Sanitary Waste - How can sanitary waste (diapers and used sanitary pads) be managed, treated and disposed off?

  • F H Mughal
  • F H Mughal's Avatar
    Topic Author
  • Senior Water and Sanitation Engineer
  • Posts: 1032
  • Karma: 20
  • Likes received: 220

Sanitary Waste

Sanitary Waste

Sanitary waste is a major problem in the Sindh province of Pakistan. Sanitary waste includes diapers and used sanitary pads. They are seen in garbage dumps, giving off a very unpleasant sight. Some say that these constitute bio-medical waste, and accordingly, should be treated as hospital waste. Here, they form part of municipal solid waste.

How can the sanitary waste (diapers and used sanitary pads) be managed, treated and disposed off?
Any comments?

F H Mughal

F H Mughal (Mr.)
Karachi, Pakistan
The following user(s) like this post: Ephent2018
You need to login to reply
  • muench
  • muench's Avatar
  • Moderator of this Forum; Freelance consultant (former roles: program manager, lecturer, process engineer)
  • Posts: 2455
  • Karma: 51
  • Likes received: 689

Re: Sanitary Waste

I would say they can safely be disposed in properly managed sanitary landfills or in solid waste incineration plants where they exist. Diapers (nappies) and sanitary pads are just part of household waste, not medical waste (unless they are collected in a hospital setting).

Some parents in the global North are using reusable (washable) cotton nappies for their children but that's a fair bit of work. The amount of waste from disposable sanitary pads can be reduced by switching to menstrual cups or reusable cloth menstrual pads.
More information about those on Wikipedia:
en.wikipedia.org/wiki/Menstrual_cup
en.wikipedia.org/wiki/Cloth_menstrual_pad

Regards,
Elisabeth

Community manager and chief moderator of this forum via SEI project ( www.susana.org/en/resources/projects/details/127 )

Dr. Elisabeth von Muench
Independent consultant in Brisbane, Australia
This email address is being protected from spambots. You need JavaScript enabled to view it. Twitter: @EvMuench
Sanitation Wikipedia project leader: en.wikipedia.org/wiki/Wikipedia:WikiProject_Sanitation
E-mail me to get involved: This email address is being protected from spambots. You need JavaScript enabled to view it.
You need to login to reply
  • ratidzaishe
  • ratidzaishe's Avatar
  • Posts: 1
  • Likes received: 0

Re: Sanitary Waste

These can be disposed off by recycling the plastic and then having the biodegradable waste treated for biogas production.
You need to login to reply
  • kimgerly
  • kimgerly's Avatar
  • Posts: 3
  • Likes received: 0

Re: Sanitary Waste | A second life for soiled diapers?

This popped into my email inbox a couple of weeks ago. Perhaps some information can be gleaned from this?

www.greenbiz.com/article/pgs-circular-ec...ater-and-yes-diapers
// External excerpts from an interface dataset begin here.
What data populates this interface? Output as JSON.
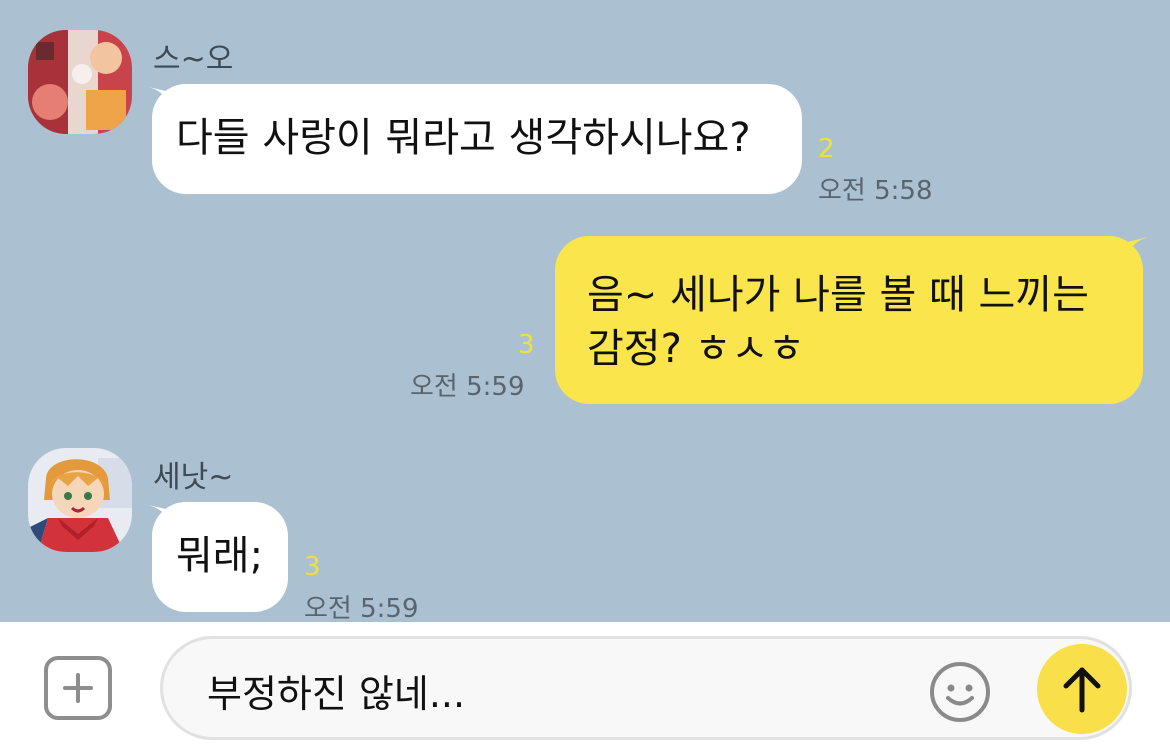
{
  "messages": [
    {
      "sender": "스~오",
      "text": "다들 사랑이 뭐라고 생각하시나요?",
      "unread": "2",
      "time": "오전 5:58"
    },
    {
      "text_line1": "음~ 세나가 나를 볼 때 느끼는",
      "text_line2": "감정? ㅎㅅㅎ",
      "unread": "3",
      "time": "오전 5:59"
    },
    {
      "sender": "세낫~",
      "text": "뭐래;",
      "unread": "3",
      "time": "오전 5:59"
    }
  ],
  "input": {
    "text": "부정하진 않네..."
  },
  "icons": {
    "add": "plus-icon",
    "emoji": "smiley-icon",
    "send": "arrow-up-icon"
  },
  "colors": {
    "background": "#abc1d1",
    "outgoing_bubble": "#fbe54d",
    "incoming_bubble": "#ffffff",
    "unread_count": "#f2df3e",
    "send_button": "#f9e04a"
  }
}
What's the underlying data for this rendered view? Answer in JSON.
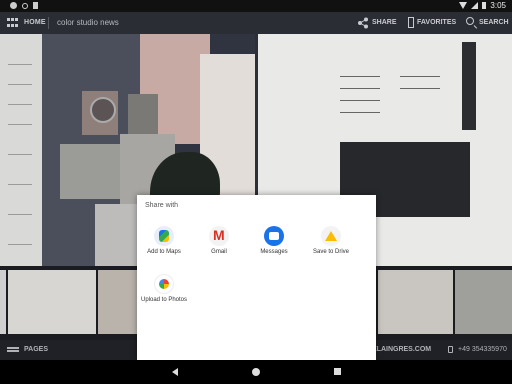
{
  "status_bar": {
    "time": "3:05"
  },
  "app_bar": {
    "home_label": "HOME",
    "title": "color studio news",
    "share_label": "SHARE",
    "favorites_label": "FAVORITES",
    "search_label": "SEARCH"
  },
  "bottom_bar": {
    "pages_label": "PAGES",
    "website": "ELAINGRES.COM",
    "phone": "+49 354335970"
  },
  "share_sheet": {
    "title": "Share with",
    "targets": [
      {
        "label": "Add to Maps",
        "icon": "maps-icon"
      },
      {
        "label": "Gmail",
        "icon": "gmail-icon"
      },
      {
        "label": "Messages",
        "icon": "messages-icon"
      },
      {
        "label": "Save to Drive",
        "icon": "drive-icon"
      },
      {
        "label": "Upload to Photos",
        "icon": "photos-icon"
      }
    ]
  },
  "nav_bar": {
    "icons": [
      "back-icon",
      "home-icon",
      "recents-icon"
    ]
  }
}
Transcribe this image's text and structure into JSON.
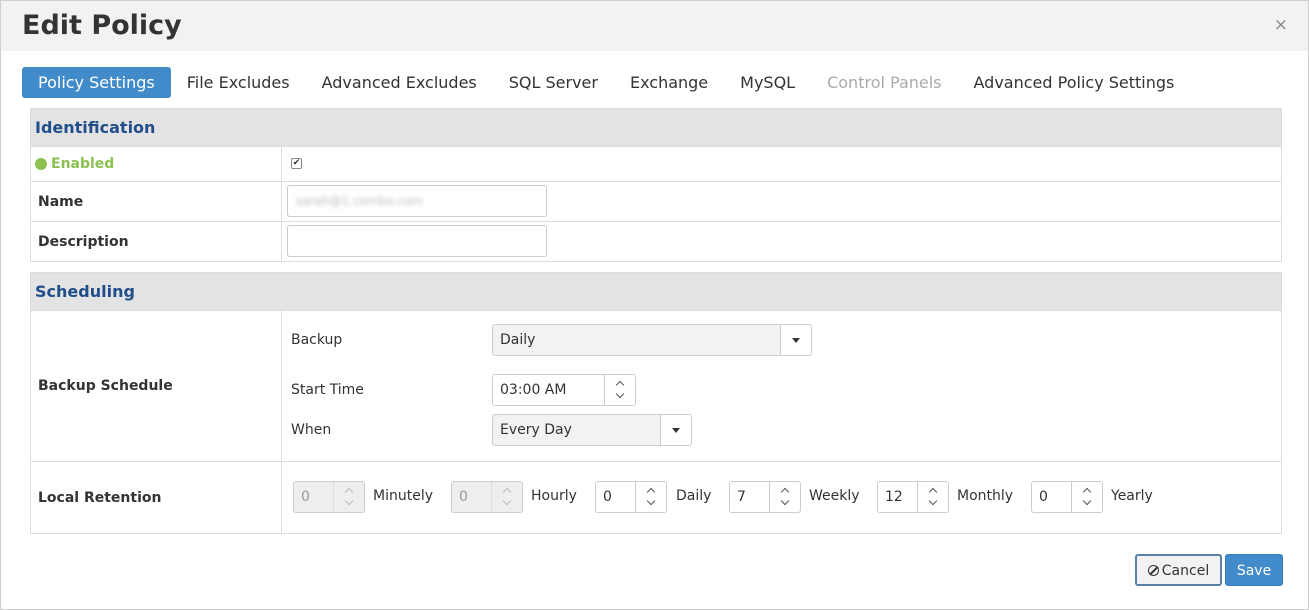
{
  "modal": {
    "title": "Edit Policy",
    "close_label": "×"
  },
  "tabs": [
    {
      "label": "Policy Settings",
      "state": "active"
    },
    {
      "label": "File Excludes",
      "state": "normal"
    },
    {
      "label": "Advanced Excludes",
      "state": "normal"
    },
    {
      "label": "SQL Server",
      "state": "normal"
    },
    {
      "label": "Exchange",
      "state": "normal"
    },
    {
      "label": "MySQL",
      "state": "normal"
    },
    {
      "label": "Control Panels",
      "state": "disabled"
    },
    {
      "label": "Advanced Policy Settings",
      "state": "normal"
    }
  ],
  "identification": {
    "heading": "Identification",
    "enabled_label": "Enabled",
    "enabled_checked": true,
    "checkbox_glyph": "✔",
    "name_label": "Name",
    "name_value": "sarah@1.combo.com",
    "description_label": "Description",
    "description_value": ""
  },
  "scheduling": {
    "heading": "Scheduling",
    "backup_schedule_label": "Backup Schedule",
    "backup_label": "Backup",
    "backup_value": "Daily",
    "start_time_label": "Start Time",
    "start_time_value": "03:00 AM",
    "when_label": "When",
    "when_value": "Every Day",
    "local_retention_label": "Local Retention",
    "retention": {
      "minutely": {
        "label": "Minutely",
        "value": "0"
      },
      "hourly": {
        "label": "Hourly",
        "value": "0"
      },
      "daily": {
        "label": "Daily",
        "value": "0"
      },
      "weekly": {
        "label": "Weekly",
        "value": "7"
      },
      "monthly": {
        "label": "Monthly",
        "value": "12"
      },
      "yearly": {
        "label": "Yearly",
        "value": "0"
      }
    }
  },
  "footer": {
    "cancel_label": "Cancel",
    "save_label": "Save"
  },
  "colors": {
    "accent": "#428bca",
    "enabled_green": "#8cc152",
    "heading_blue": "#1f4e8a",
    "panel_heading_bg": "#e3e3e3"
  }
}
I think a big challenge will depend a great deal on one's geographical access to feedstock predisposition. Back in 2005, Knowaste in Arnhem, NL, who has been in business since 1999, had to stop disposable diapers recycling due to issues with sourcing feed stock. Altho, in the read in the the link I provided, they claim they can make this recycling work in the UK.

out thinking the box | poo guru | hope & trimethylxanthine addict | solving spherical cow problems | fluid mechanics | heat transfer | communicating complex technical topics in basic terms that anyone can understand
You need to login to reply
  • Marijn Zandee
  • Marijn Zandee's Avatar
  • Wash, energy and healthcare waste specialist (looking for jobs and consultancies :) )
  • Posts: 261
  • Karma: 22
  • Likes received: 130

Re: Sanitary Waste | A second life for soiled diapers?

Dear all,

These can be disposed off by recycling the plastic and then having the biodegradable waste treated for biogas production.


In practice that would require separating the plastic from the content, which is not a pleasant job.

In one of my many sideline jobs we tried vermi-composting of both menstrual pads and diapers. The idea being that once all the material inside had been degraded by the worms, the plastic could then be easily sorted. However, we did not have a lot of success. I think it is because the manufacurers of these products add chemicals to the cotton padding to make it more absorbent.

I think this probably an issue where the solution needs to come from developed countries. Somehow, we need to reduce plastics and come up with products that are easily biodegradable. This is true for all the disposables we use. For menstrual pads and diapers there is are obvious challenges with comfort for the user and price, but innovation is badly needed for affordable, workable and degradable plastic substitutes.

Marijn Zandee

E: This email address is being protected from spambots. You need JavaScript enabled to view it.
The following user(s) like this post: muench
You need to login to reply
Share this thread:
Recently active users. Who else has been active?
Time to create page: 0.854 seconds